A man’s past haunts the citizens of an isolated, rural Pacific Northwest town.

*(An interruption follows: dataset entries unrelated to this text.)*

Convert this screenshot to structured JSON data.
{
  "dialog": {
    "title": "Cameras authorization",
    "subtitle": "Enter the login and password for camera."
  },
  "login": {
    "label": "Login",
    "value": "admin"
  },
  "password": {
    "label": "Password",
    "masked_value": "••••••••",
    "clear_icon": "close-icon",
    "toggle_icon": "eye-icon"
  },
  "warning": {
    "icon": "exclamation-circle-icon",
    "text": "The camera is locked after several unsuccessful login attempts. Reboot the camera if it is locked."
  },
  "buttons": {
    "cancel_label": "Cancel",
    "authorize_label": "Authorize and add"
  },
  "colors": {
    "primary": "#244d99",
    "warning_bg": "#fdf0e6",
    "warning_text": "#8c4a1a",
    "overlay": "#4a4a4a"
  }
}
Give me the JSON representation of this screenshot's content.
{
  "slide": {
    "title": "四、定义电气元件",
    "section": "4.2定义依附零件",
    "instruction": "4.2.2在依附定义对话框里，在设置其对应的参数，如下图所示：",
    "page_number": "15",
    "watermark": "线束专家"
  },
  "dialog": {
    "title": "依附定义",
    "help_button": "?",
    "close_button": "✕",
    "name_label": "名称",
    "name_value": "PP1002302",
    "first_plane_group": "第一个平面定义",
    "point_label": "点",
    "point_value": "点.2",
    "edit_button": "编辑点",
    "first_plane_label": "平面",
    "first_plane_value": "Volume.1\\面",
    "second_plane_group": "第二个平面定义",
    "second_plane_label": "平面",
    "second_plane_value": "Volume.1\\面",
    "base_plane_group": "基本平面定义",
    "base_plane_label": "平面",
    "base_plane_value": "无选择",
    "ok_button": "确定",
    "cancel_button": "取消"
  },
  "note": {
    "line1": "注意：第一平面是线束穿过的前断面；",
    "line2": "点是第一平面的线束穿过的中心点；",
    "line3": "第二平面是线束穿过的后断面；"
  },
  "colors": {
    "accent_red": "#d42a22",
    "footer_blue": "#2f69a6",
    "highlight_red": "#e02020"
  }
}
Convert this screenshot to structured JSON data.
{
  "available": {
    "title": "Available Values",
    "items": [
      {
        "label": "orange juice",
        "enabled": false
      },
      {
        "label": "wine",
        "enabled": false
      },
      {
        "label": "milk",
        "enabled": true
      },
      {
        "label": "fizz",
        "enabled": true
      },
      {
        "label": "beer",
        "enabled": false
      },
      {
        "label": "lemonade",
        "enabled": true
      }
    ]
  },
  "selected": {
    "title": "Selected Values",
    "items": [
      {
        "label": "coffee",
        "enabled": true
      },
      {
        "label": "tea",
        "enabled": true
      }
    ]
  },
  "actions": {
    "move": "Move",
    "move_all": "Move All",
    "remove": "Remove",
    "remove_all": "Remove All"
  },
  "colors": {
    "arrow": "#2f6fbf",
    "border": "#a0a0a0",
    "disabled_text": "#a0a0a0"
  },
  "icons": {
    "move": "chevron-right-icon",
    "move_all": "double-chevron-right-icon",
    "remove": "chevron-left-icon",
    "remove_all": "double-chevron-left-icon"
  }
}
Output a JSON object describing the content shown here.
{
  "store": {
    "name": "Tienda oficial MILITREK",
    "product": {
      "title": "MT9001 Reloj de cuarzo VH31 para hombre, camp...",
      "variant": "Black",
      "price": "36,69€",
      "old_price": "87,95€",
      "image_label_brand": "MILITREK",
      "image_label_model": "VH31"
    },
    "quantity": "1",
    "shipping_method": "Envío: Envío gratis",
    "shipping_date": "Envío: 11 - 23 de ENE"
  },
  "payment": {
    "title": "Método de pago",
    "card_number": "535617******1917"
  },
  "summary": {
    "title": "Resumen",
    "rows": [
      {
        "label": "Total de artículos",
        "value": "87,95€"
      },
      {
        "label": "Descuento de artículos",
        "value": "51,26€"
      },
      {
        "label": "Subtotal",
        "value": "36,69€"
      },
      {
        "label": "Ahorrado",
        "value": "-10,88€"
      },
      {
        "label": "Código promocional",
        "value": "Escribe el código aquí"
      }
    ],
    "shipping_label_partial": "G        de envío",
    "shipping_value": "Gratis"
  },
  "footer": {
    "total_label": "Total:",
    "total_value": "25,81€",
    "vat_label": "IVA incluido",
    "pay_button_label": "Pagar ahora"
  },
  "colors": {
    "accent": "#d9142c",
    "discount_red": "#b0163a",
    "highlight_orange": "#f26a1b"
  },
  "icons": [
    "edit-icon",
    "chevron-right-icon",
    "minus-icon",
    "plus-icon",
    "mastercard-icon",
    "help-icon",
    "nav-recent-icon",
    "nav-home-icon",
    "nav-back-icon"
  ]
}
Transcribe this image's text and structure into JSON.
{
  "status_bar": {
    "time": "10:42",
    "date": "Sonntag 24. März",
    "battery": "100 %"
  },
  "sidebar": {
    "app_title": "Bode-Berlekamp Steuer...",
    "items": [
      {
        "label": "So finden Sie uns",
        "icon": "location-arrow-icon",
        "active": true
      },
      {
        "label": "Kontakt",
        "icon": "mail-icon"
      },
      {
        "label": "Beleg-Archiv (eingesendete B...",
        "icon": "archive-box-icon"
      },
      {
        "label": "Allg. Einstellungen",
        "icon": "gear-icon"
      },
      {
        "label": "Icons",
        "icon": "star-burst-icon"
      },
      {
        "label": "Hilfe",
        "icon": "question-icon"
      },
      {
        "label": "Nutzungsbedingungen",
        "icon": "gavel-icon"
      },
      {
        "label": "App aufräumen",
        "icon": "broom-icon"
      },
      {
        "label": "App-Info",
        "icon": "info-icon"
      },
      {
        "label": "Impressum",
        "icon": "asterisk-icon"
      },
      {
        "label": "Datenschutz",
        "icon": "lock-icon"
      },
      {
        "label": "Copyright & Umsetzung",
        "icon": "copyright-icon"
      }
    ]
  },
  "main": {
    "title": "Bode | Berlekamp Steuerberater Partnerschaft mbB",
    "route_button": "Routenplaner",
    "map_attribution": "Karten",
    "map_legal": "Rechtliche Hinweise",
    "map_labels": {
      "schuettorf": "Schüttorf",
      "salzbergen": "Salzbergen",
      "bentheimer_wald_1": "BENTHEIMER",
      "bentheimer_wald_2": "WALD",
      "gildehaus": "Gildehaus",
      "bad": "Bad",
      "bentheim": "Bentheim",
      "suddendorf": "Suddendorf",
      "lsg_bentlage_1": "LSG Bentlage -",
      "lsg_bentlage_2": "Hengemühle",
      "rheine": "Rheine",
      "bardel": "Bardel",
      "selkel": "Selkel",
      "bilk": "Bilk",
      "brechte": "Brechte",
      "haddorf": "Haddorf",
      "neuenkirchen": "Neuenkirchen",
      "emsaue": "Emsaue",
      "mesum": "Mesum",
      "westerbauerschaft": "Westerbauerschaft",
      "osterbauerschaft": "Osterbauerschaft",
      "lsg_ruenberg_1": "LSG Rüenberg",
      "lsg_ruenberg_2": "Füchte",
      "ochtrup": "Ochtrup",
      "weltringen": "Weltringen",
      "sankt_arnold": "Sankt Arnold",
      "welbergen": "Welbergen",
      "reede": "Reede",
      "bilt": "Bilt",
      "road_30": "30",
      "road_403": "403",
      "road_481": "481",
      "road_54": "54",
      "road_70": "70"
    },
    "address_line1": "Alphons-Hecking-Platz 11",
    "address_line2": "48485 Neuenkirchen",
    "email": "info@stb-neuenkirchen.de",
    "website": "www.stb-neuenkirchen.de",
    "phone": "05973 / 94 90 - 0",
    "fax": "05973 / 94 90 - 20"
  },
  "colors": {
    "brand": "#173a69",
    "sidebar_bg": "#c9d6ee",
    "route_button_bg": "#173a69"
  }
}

Ernie Luntz has been serving time in Walla Walla for murder and is now being transported by car to a medium security prison when the driver has a heart attack and the car crashes. Ernie escapes and heads for his hometown, Ash Falls. Read (The Lyncher in Me, 2008) meticulously weaves the gritty, hard-knock lives of many men and women from this impoverished, rural town in mountainous Washington into “tight little complicated knots.” It’s October, a “time of mud and muck and creeping molds,” of “gloom and regret.” A series of chapters, each titled after a different character (or sometimes two) and told in the third person with frequent flashbacks, are our signposts. Ernie’s wife, Bobbie, is a part-time nurse at the high school their son, Patrick, attends. He works at Tin Dorsay’s mink farm after school. He’s gay and likes Mama T’s son, Shadow. Hank Kelleher, who’s pushing 60, used to teach at the high school and now sells pot for medicinal purposes to neighbors. He and Bobbie might have had an affair. His sister, Lyla, is married to Jonas Henry. Their son, Eugene, Hank’s nephew, is married to Marcelle. The young couple lives in Eugene’s parents’ basement. Marcelle works as a housekeeper at the Sleep Inn run by Melvin White. Eugene works at Benny’s garage. Chapter by chapter we come to know these people, their struggles and fears. We learn that four years earlier Ricky Cordero said “something,” maybe directed at Patrick. Bobbie “couldn’t tell what.” Ernie, a Vietnam War vet who suffered from “demons” and had a “hair trigger temper,” beat Ricky to death. In this small town that “can’t keep its mouth shut,” word of Ernie’s escape looms like a threatening thundercloud over the forests and rivers.
A moody, haunting foray into rural Americana in the mold of Daniel Woodrell and Christian Kiefer.